A True Story / Eric Valentine

June has anniversaries of some very important life events for me. On June 3, 1993 I graduated from UCLA. On June 4, 1994, I got married to my college sweetheart and witnessed my father have a stroke (literally) the same day. And June 5 is the birthdate of my wife who passed away from cancer at just 23 years of age. I can’t believe she’s been gone longer than she was old.

Lisa and I studied psychology together at UCLA, went to live and work in Japan together, and as 20-somethings battled through her chemotherapy sessions and the unfathomable pain bone cancer brings. We shared our first kiss on Valentine’s night 1992 and she took her last breath on Valentine’s night 1995. We had only three years together, but we were pretty much inseparable in that time.
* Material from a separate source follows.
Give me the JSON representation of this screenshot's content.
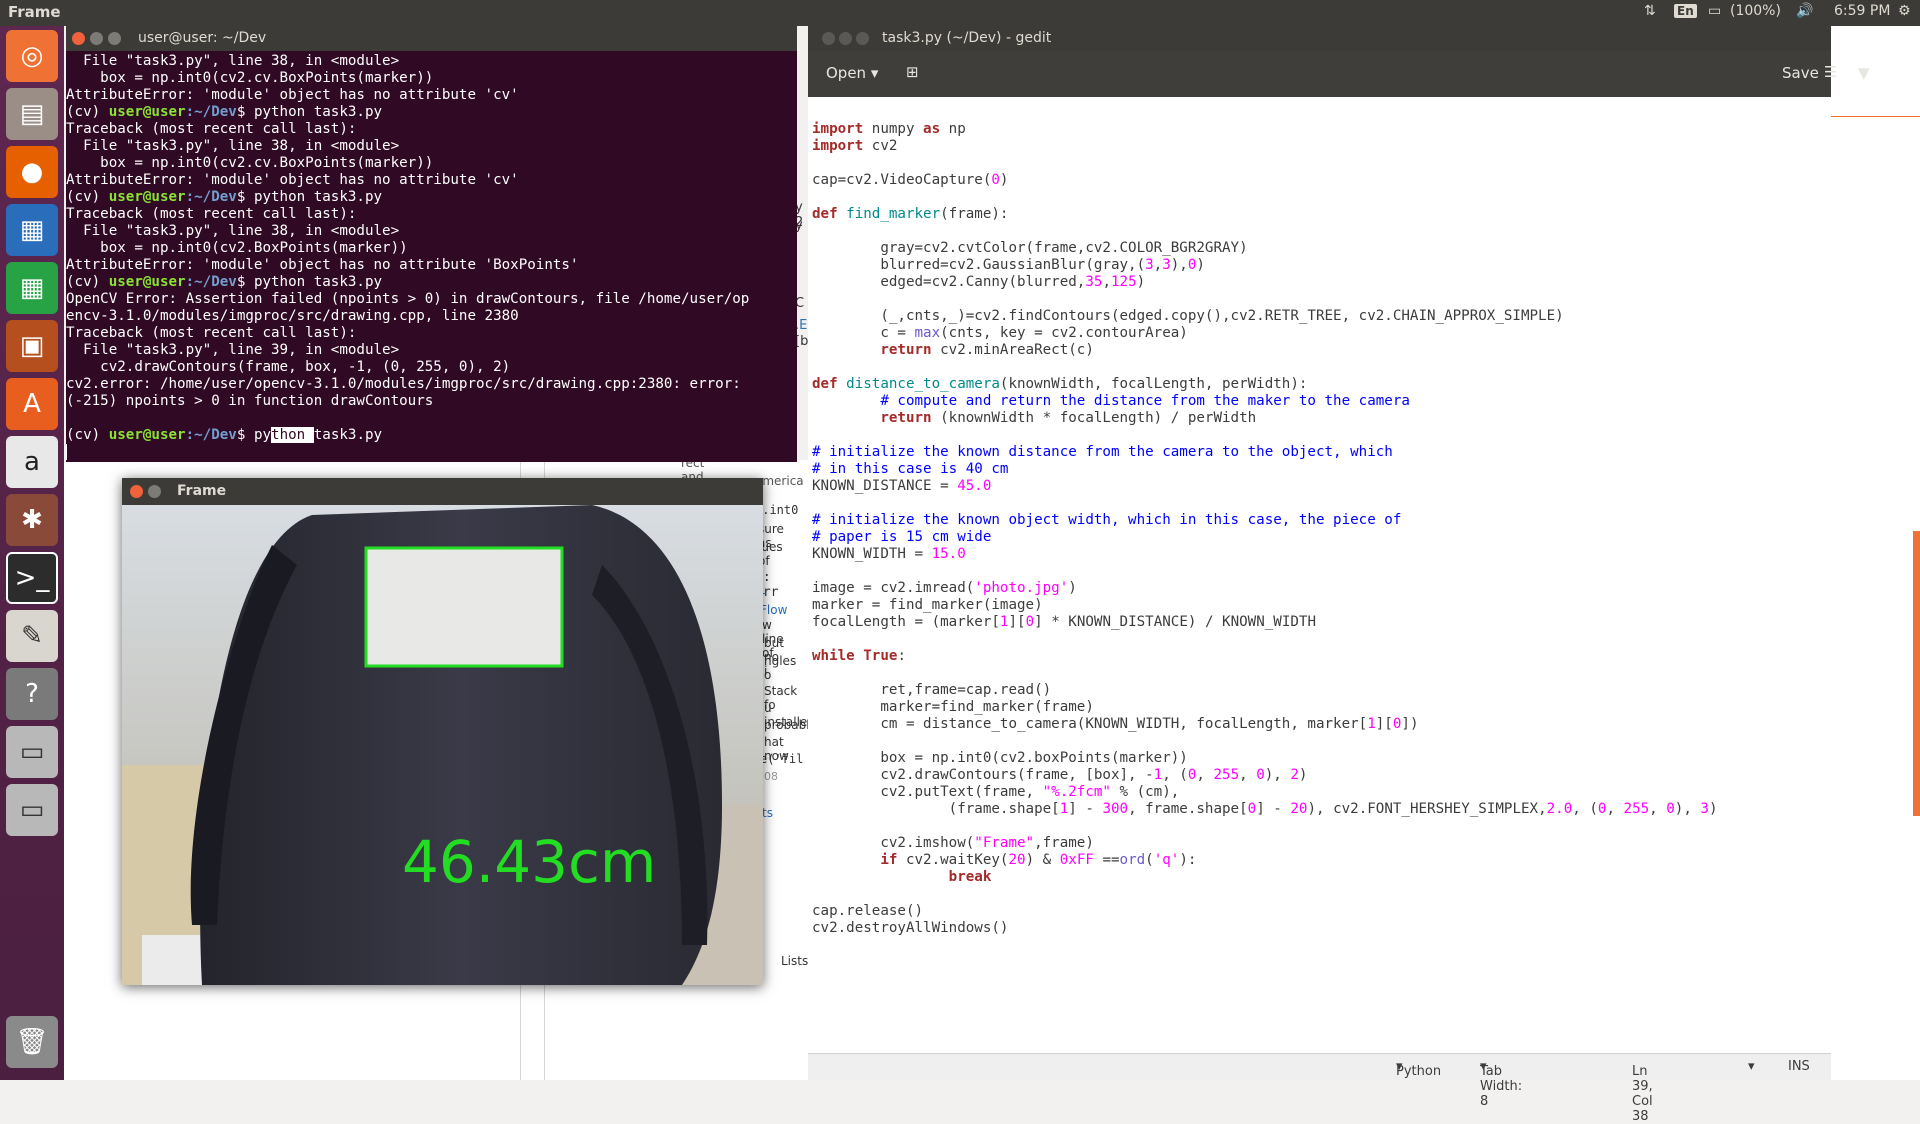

I’ve tried to honestly investigate whether I think we’d still be together today had she not lost her battle with cancer. The romantic in me doesn’t want to fathom a reality where she and I would be exes, but a person can change a lot over the course of two dozen years and one of two marriages ends in divorce. Meanwhile, things in my life have always veered away from permanency. Jobs—including the ones I’ve enjoyed—have always ended on me, rarely by me. Relationships have never worked out. Friendships have had to end. I’ve moved seven times since being back from Japan. 

So the odds are, she and I would have changed too much to last. But my most honest conclusion is that we would still be together today. Here’s why.

“Change” is a loaded word. It implies a mere difference from before. Change can be nonlinear. One can change and then change back. One can change unintentionally. So I prefer to consider how she and I would have grown. Growth implies intentional development. It can be triggered by both negative and positive life events, but it strengthens and refines character. Couples work well when individuals inspire each other, not to change, but to grow. 

It all comes down to HOW the individuals inspire one another. Are they manipulating each other with anger or guilt? Are they communicating their needs and desires, hoping their partner catches on and realizing they may not? It’s that latter quality I think both of us had, but Lisa to the maximum degree. As passionate as she was, I saw her lose her temper just once. As perceptive as she was, she rarely triggered someone on purpose, and when she did, they usually deserved it. She knew how to say that soft, nourishing thing you weren’t expecting to hear in a harsh, loud world.

Lisa wasn’t perfect, but she was perfectly committed to emotional integrity and intellectual honesty. So I can’t fathom, especially after dealing with cancer together, an alternative reality where we could not have worked through whatever challenges would have come our way. I trusted her. And she had a way of speaking to my desire, not to simply please her, but to be my best self. 

Not a day goes by where I don’t think of her. And that’s not because I’m a hopeless romantic. Quite the opposite actually. Life presents real circumstances that require a humility to access a better part of one’s self, sometimes a template outside ourselves to help us aspire to something we currently are not. Lisa is that template for me, and I grow still today because of the quality time we spent together then.